Recently, ERCA requested a high amount of accrued tax from some of the major tour operator companies, while most of them have argued against the authority’s request on the grounds that it is against ERCA regulations.

In line with export promotion initiatives of the government, most sectors engaged in export businesses enjoy tax exemption privileges, the draft report explained. “The Ethiopian tax proclamation, article 7, 2, a, states the export of goods and services to the extent provided in regulations shall be charged with tax at a rate of zero percent. However, the tourism sector does not enjoy the same privileges as others of export sectors,” the report added.

Currently, ERCA has billed over ten travel and tour companies for accrued tax calculated from four to five years in arrears. This accrued tax is calculated on the new VAT scheme for the sector.

The maximum amount ERCA requested from one company is 35 million birr, and the minimum is four million birr accrued tax that includes interest and penalty.

ETOA, the authority and other relevant government offices held several discussions about the new VAT scheme, which has already been imposed on the operators. The new vat scheme has been calculated based on the revenue from the tour package.

The current issues related with tour operators was the main reason for discussions organized by the Ethiopian Public Private Consultative Forum on Thursday June 28. At the end of July there will be a public private dialogue about the tourism industry with Federal officials.

During the discussion most of the participants labelled the current system double taxation. The draft report that will be presented during the public private dialogue at the end of July argues that this tax system will crunch the tourism industry in Ethiopia. The draft report, presented by Theodros Atlabachew (PhD), travel and tourism consultant, explained that the taxation system is making it difficult for Ethiopia to compete with other tourist destinations. Dr Theodros recommended that the government o endorse minimum VAT taxation for tourism business.

“When the new taxation system was issued by the authority most of the operators complained  that it was difficult to collect tax from the tour package they offered for tourists,” sources said.

Tourism operators say if they have to pay the accrued tax companies will dissolve. “It will destroy tourism in Ethiopia,” one operator said.

According to sources, one of the prominent tour companies, Hadar is a victim of the accrued tax. Atnafu Bezuneh, owner of Hadar, told Capital that he is waiting government’s final decision.

“But now we are still in the business and we hope that we get positive resolution from the government,” he explained.

Eight years ago a regulation that said tour operators had to pay VAT from their commissions was ratified.
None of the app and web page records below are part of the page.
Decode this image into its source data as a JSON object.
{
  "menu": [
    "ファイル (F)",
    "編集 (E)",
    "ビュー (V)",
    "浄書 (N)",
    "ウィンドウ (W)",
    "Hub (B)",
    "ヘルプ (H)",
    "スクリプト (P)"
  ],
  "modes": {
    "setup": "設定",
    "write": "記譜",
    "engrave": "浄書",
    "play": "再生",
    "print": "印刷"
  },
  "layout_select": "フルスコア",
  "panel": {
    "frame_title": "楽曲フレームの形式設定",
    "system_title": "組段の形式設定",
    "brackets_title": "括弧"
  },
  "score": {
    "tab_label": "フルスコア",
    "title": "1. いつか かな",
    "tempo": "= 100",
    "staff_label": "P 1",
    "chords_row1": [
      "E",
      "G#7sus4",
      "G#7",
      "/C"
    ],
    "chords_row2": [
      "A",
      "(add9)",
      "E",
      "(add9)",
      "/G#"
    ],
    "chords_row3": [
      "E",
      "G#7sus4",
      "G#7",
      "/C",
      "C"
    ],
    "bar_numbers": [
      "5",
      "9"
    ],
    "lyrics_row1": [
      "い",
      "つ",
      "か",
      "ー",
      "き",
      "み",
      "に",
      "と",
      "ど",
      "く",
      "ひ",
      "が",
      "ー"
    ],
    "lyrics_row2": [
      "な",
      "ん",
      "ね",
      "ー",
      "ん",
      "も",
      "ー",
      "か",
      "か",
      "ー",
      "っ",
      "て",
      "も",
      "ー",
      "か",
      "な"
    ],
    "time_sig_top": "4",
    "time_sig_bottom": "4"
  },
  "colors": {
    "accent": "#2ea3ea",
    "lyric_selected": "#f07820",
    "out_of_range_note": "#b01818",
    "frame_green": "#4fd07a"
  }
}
This meant that they only paid tax on the money they actually profited after paying all other business people involved in the industry.

Now, however, tour operators are being forced to pay VAT based on the total price they charge tourists.

According to experts, based on the new system operators have to pay the VAT calculated from the total revenue the operator gets without taking into account hotel, transport and entrance fee costs.

The operators are not only opposing the new VAT taxation system, they argue that requiring them to pay VAT based on their entire fee is not legal.

“The VAT payment based on the commission goes against the VAT regulation issued in 2002,” they said. They also argue that hindering a major importer of hard currency will have dire consequences for development.

“We are in one of the sectors that brings hard currency into the country. So, ERCA should take that into account,” they complained.

The Ethiopian government plans to grow tourism into a one billion dollar industry by the end of the GTP from the current close to a quarter billion, while the tourist flow is also expected to be double from the current 500, 000.